Dataset records ▸
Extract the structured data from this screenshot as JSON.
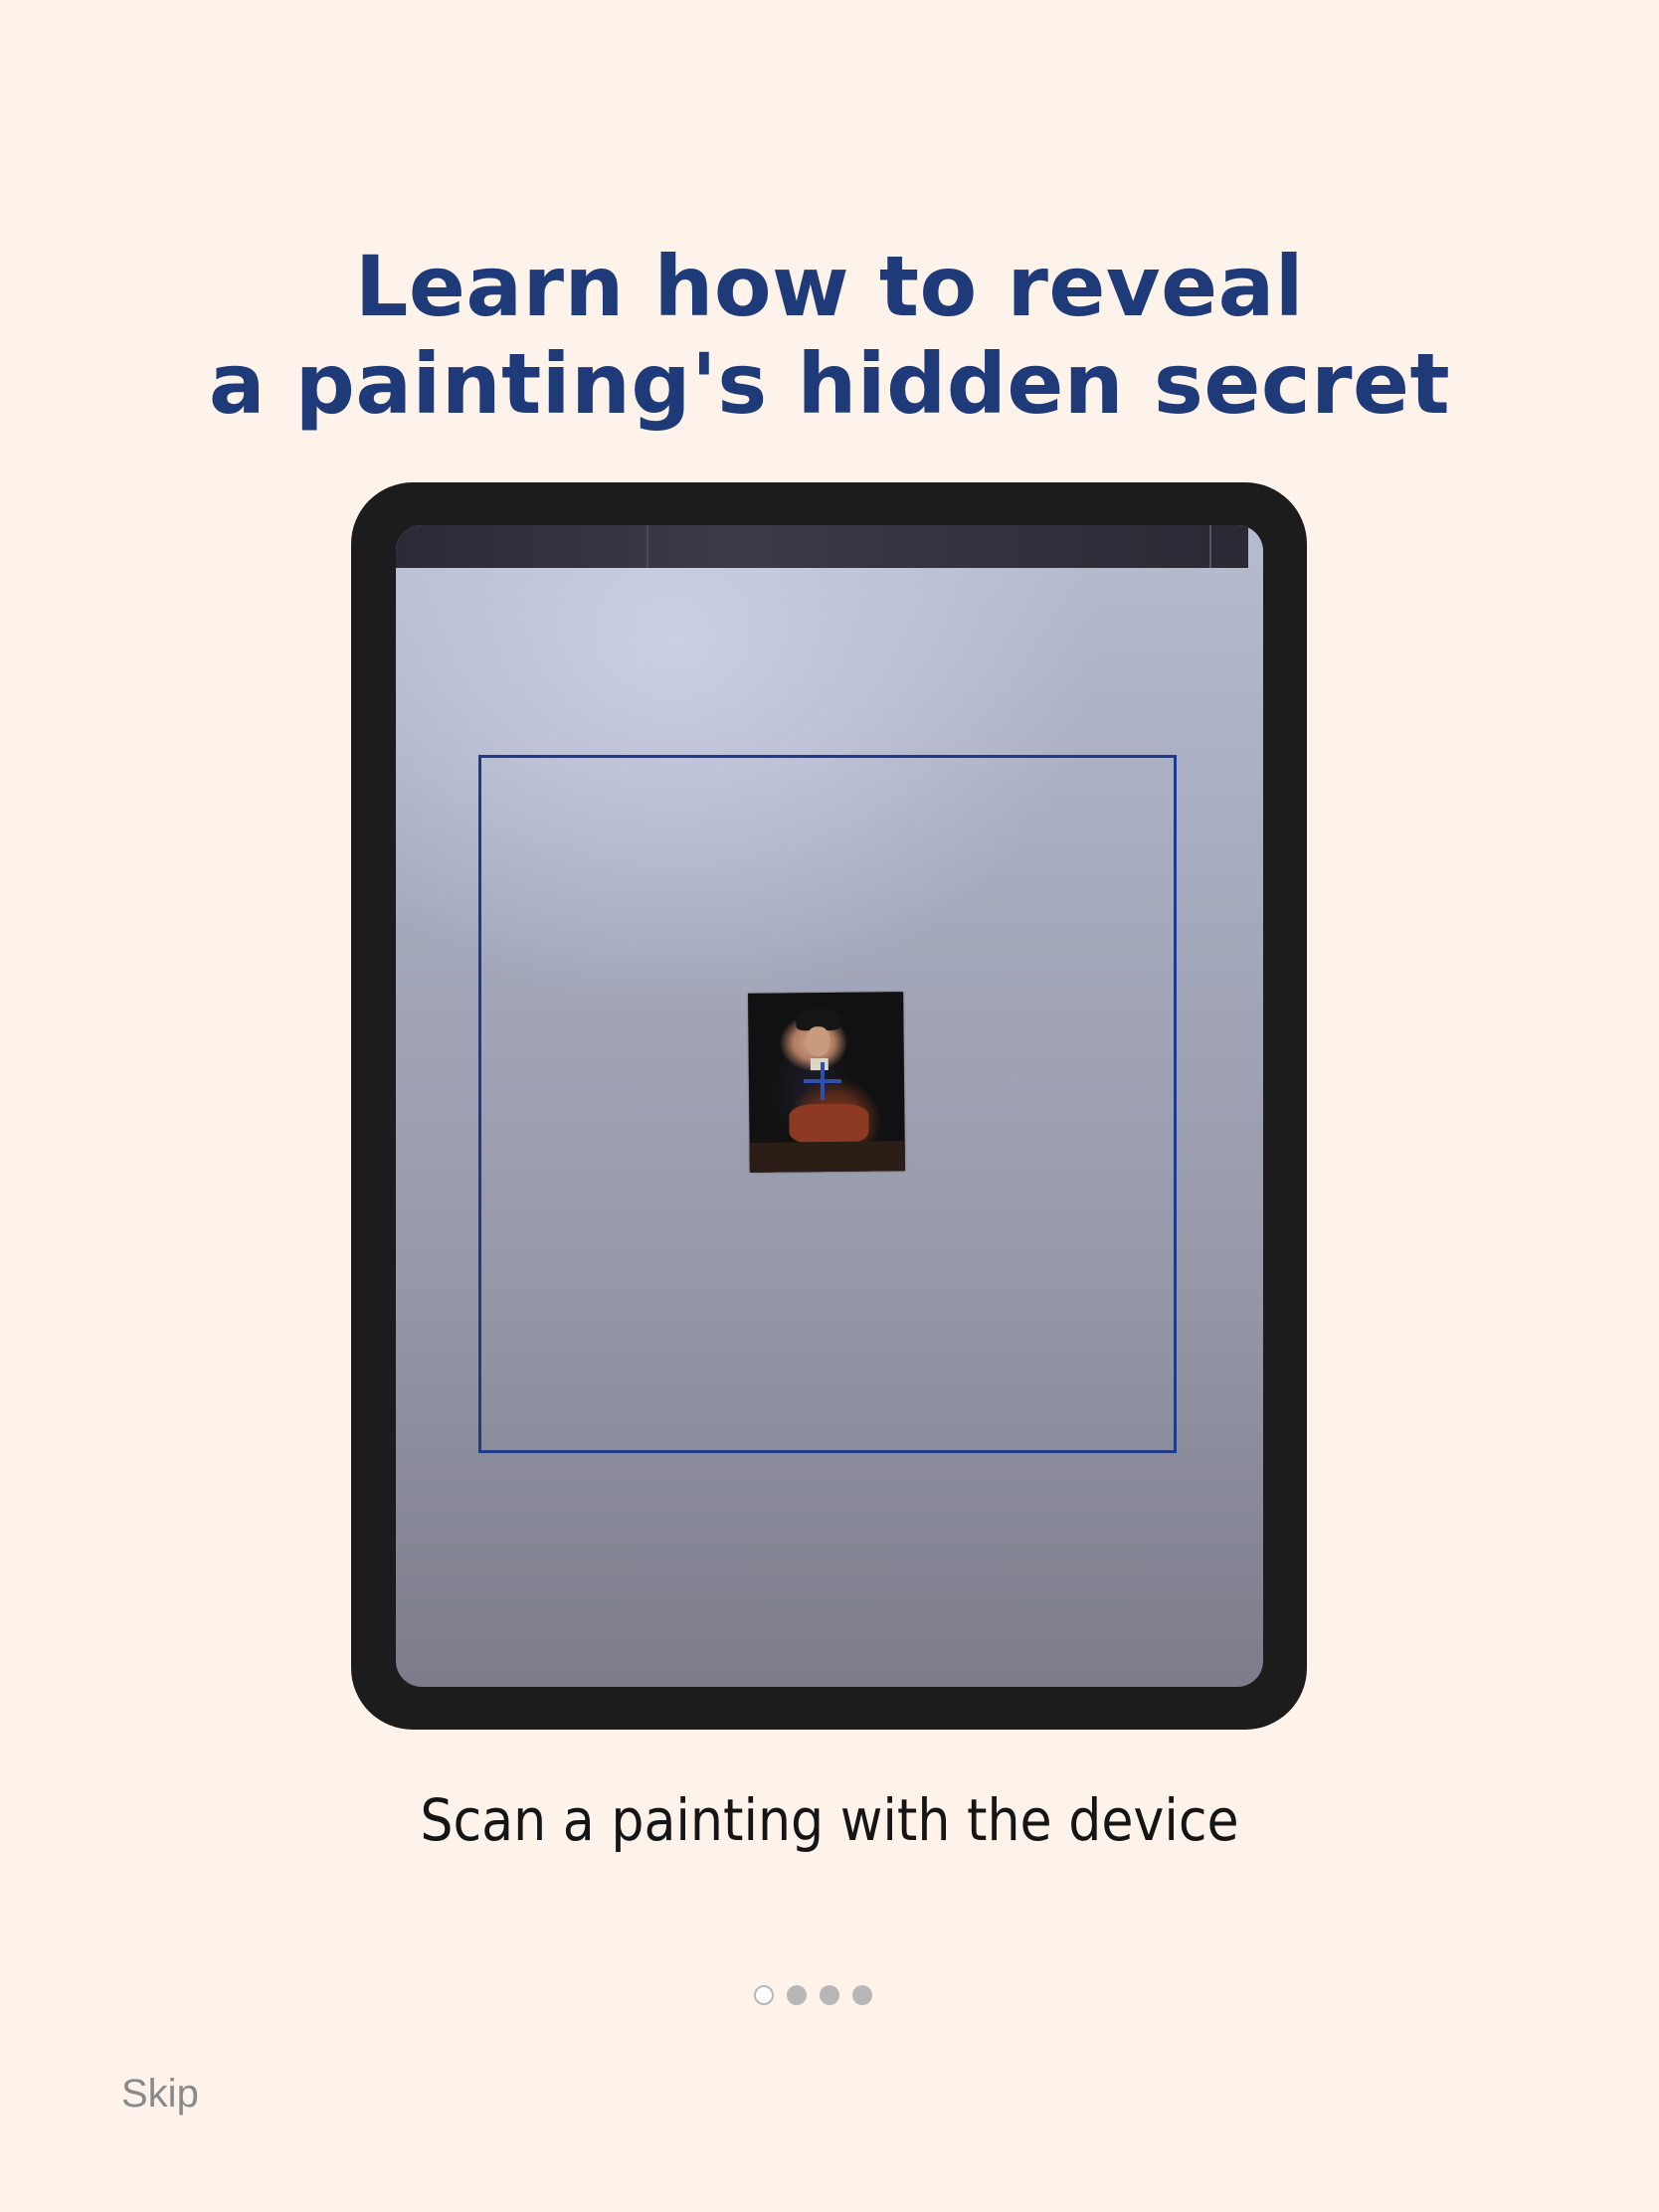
{
  "onboarding": {
    "title_line1": "Learn how to reveal",
    "title_line2": "a painting's hidden secret",
    "caption": "Scan a painting with the device",
    "skip_label": "Skip",
    "page_indicator": {
      "total": 4,
      "current": 1
    }
  },
  "colors": {
    "background": "#fdf3ea",
    "title": "#1f3a78",
    "scan_frame": "#1f3a8a",
    "device_bezel": "#1c1c1c",
    "skip_text": "#8a8a8a"
  },
  "icons": {
    "crosshair": "crosshair-icon"
  }
}
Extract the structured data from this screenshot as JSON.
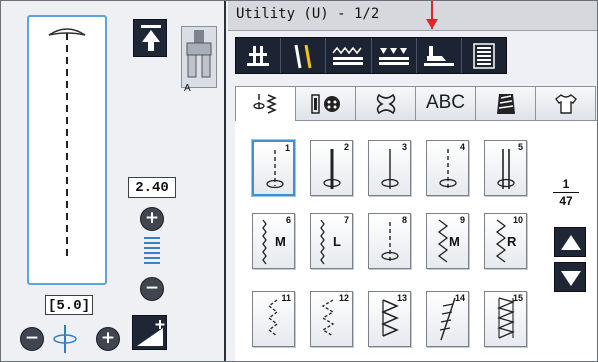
{
  "header": {
    "title": "Utility (U) - 1/2"
  },
  "left_panel": {
    "stitch_length": "2.40",
    "stitch_width": "[5.0]",
    "presser_foot": {
      "label": "A",
      "icon": "presser-foot-a-icon"
    },
    "plus_symbol": "+",
    "minus_symbol": "−"
  },
  "toolbar": {
    "items": [
      {
        "icon": "needle-position-icon"
      },
      {
        "icon": "twin-needle-icon"
      },
      {
        "icon": "stitch-elongation-icon"
      },
      {
        "icon": "mirror-stitch-icon"
      },
      {
        "icon": "presser-foot-pressure-icon"
      },
      {
        "icon": "stitch-chart-icon"
      }
    ]
  },
  "tabs": [
    {
      "icon": "utility-stitch-icon",
      "label": "",
      "active": true
    },
    {
      "icon": "buttonhole-icon",
      "label": ""
    },
    {
      "icon": "decorative-stitch-icon",
      "label": ""
    },
    {
      "icon": "",
      "label": "ABC"
    },
    {
      "icon": "quilting-stitch-icon",
      "label": ""
    },
    {
      "icon": "garment-icon",
      "label": ""
    }
  ],
  "stitches": [
    {
      "num": "1",
      "letter": "",
      "selected": true
    },
    {
      "num": "2",
      "letter": ""
    },
    {
      "num": "3",
      "letter": ""
    },
    {
      "num": "4",
      "letter": ""
    },
    {
      "num": "5",
      "letter": ""
    },
    {
      "num": "6",
      "letter": "M"
    },
    {
      "num": "7",
      "letter": "L"
    },
    {
      "num": "8",
      "letter": ""
    },
    {
      "num": "9",
      "letter": "M"
    },
    {
      "num": "10",
      "letter": "R"
    },
    {
      "num": "11",
      "letter": ""
    },
    {
      "num": "12",
      "letter": ""
    },
    {
      "num": "13",
      "letter": ""
    },
    {
      "num": "14",
      "letter": ""
    },
    {
      "num": "15",
      "letter": ""
    }
  ],
  "pagination": {
    "current": "1",
    "total": "47"
  },
  "colors": {
    "accent": "#3f8fd4",
    "dark_button": "#1f2736",
    "marker": "#e3232b"
  }
}
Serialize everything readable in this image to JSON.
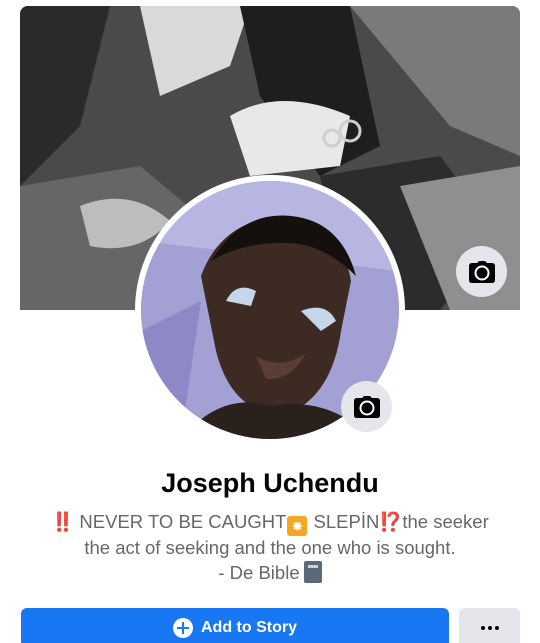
{
  "profile": {
    "name": "Joseph Uchendu",
    "bio": {
      "line1_bang": "‼️",
      "line1_text_a": " NEVER TO BE CAUGHT",
      "line1_burst": "✸",
      "line1_text_b": " SLEPİN",
      "line1_interrobang": "⁉️",
      "line1_text_c": "the seeker",
      "line2": "the act of seeking and the one who is sought.",
      "line3": "- De Bible"
    }
  },
  "icons": {
    "cover_camera": "camera-icon",
    "avatar_camera": "camera-icon",
    "add_story": "plus-circle-icon",
    "more": "ellipsis-icon",
    "bio_book": "notebook-icon"
  },
  "actions": {
    "add_story_label": "Add to Story"
  },
  "colors": {
    "primary": "#1877f2",
    "secondary_button": "#e4e6eb",
    "name_text": "#050505",
    "bio_text": "#65676b"
  }
}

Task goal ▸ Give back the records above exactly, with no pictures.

Expected answer ▸
Extract the structured data from this screenshot as JSON.
{
  "onboarding": {
    "title_line1": "Learn how to reveal",
    "title_line2": "a painting's hidden secret",
    "caption": "Scan a painting with the device",
    "skip_label": "Skip",
    "page_indicator": {
      "total": 4,
      "current": 1
    }
  },
  "colors": {
    "background": "#fdf3ea",
    "title": "#1f3a78",
    "scan_frame": "#1f3a8a",
    "device_bezel": "#1c1c1c",
    "skip_text": "#8a8a8a"
  },
  "icons": {
    "crosshair": "crosshair-icon"
  }
}
Extract the structured data from this screenshot as JSON.
{
  "header": {
    "title": "Utility (U) - 1/2"
  },
  "left_panel": {
    "stitch_length": "2.40",
    "stitch_width": "[5.0]",
    "presser_foot": {
      "label": "A",
      "icon": "presser-foot-a-icon"
    },
    "plus_symbol": "+",
    "minus_symbol": "−"
  },
  "toolbar": {
    "items": [
      {
        "icon": "needle-position-icon"
      },
      {
        "icon": "twin-needle-icon"
      },
      {
        "icon": "stitch-elongation-icon"
      },
      {
        "icon": "mirror-stitch-icon"
      },
      {
        "icon": "presser-foot-pressure-icon"
      },
      {
        "icon": "stitch-chart-icon"
      }
    ]
  },
  "tabs": [
    {
      "icon": "utility-stitch-icon",
      "label": "",
      "active": true
    },
    {
      "icon": "buttonhole-icon",
      "label": ""
    },
    {
      "icon": "decorative-stitch-icon",
      "label": ""
    },
    {
      "icon": "",
      "label": "ABC"
    },
    {
      "icon": "quilting-stitch-icon",
      "label": ""
    },
    {
      "icon": "garment-icon",
      "label": ""
    }
  ],
  "stitches": [
    {
      "num": "1",
      "letter": "",
      "selected": true
    },
    {
      "num": "2",
      "letter": ""
    },
    {
      "num": "3",
      "letter": ""
    },
    {
      "num": "4",
      "letter": ""
    },
    {
      "num": "5",
      "letter": ""
    },
    {
      "num": "6",
      "letter": "M"
    },
    {
      "num": "7",
      "letter": "L"
    },
    {
      "num": "8",
      "letter": ""
    },
    {
      "num": "9",
      "letter": "M"
    },
    {
      "num": "10",
      "letter": "R"
    },
    {
      "num": "11",
      "letter": ""
    },
    {
      "num": "12",
      "letter": ""
    },
    {
      "num": "13",
      "letter": ""
    },
    {
      "num": "14",
      "letter": ""
    },
    {
      "num": "15",
      "letter": ""
    }
  ],
  "pagination": {
    "current": "1",
    "total": "47"
  },
  "colors": {
    "accent": "#3f8fd4",
    "dark_button": "#1f2736",
    "marker": "#e3232b"
  }
}
Serialize everything readable in this image to JSON.
{
  "profile": {
    "name": "Joseph Uchendu",
    "bio": {
      "line1_bang": "‼️",
      "line1_text_a": " NEVER TO BE CAUGHT",
      "line1_burst": "✸",
      "line1_text_b": " SLEPİN",
      "line1_interrobang": "⁉️",
      "line1_text_c": "the seeker",
      "line2": "the act of seeking and the one who is sought.",
      "line3": "- De Bible"
    }
  },
  "icons": {
    "cover_camera": "camera-icon",
    "avatar_camera": "camera-icon",
    "add_story": "plus-circle-icon",
    "more": "ellipsis-icon",
    "bio_book": "notebook-icon"
  },
  "actions": {
    "add_story_label": "Add to Story"
  },
  "colors": {
    "primary": "#1877f2",
    "secondary_button": "#e4e6eb",
    "name_text": "#050505",
    "bio_text": "#65676b"
  }
}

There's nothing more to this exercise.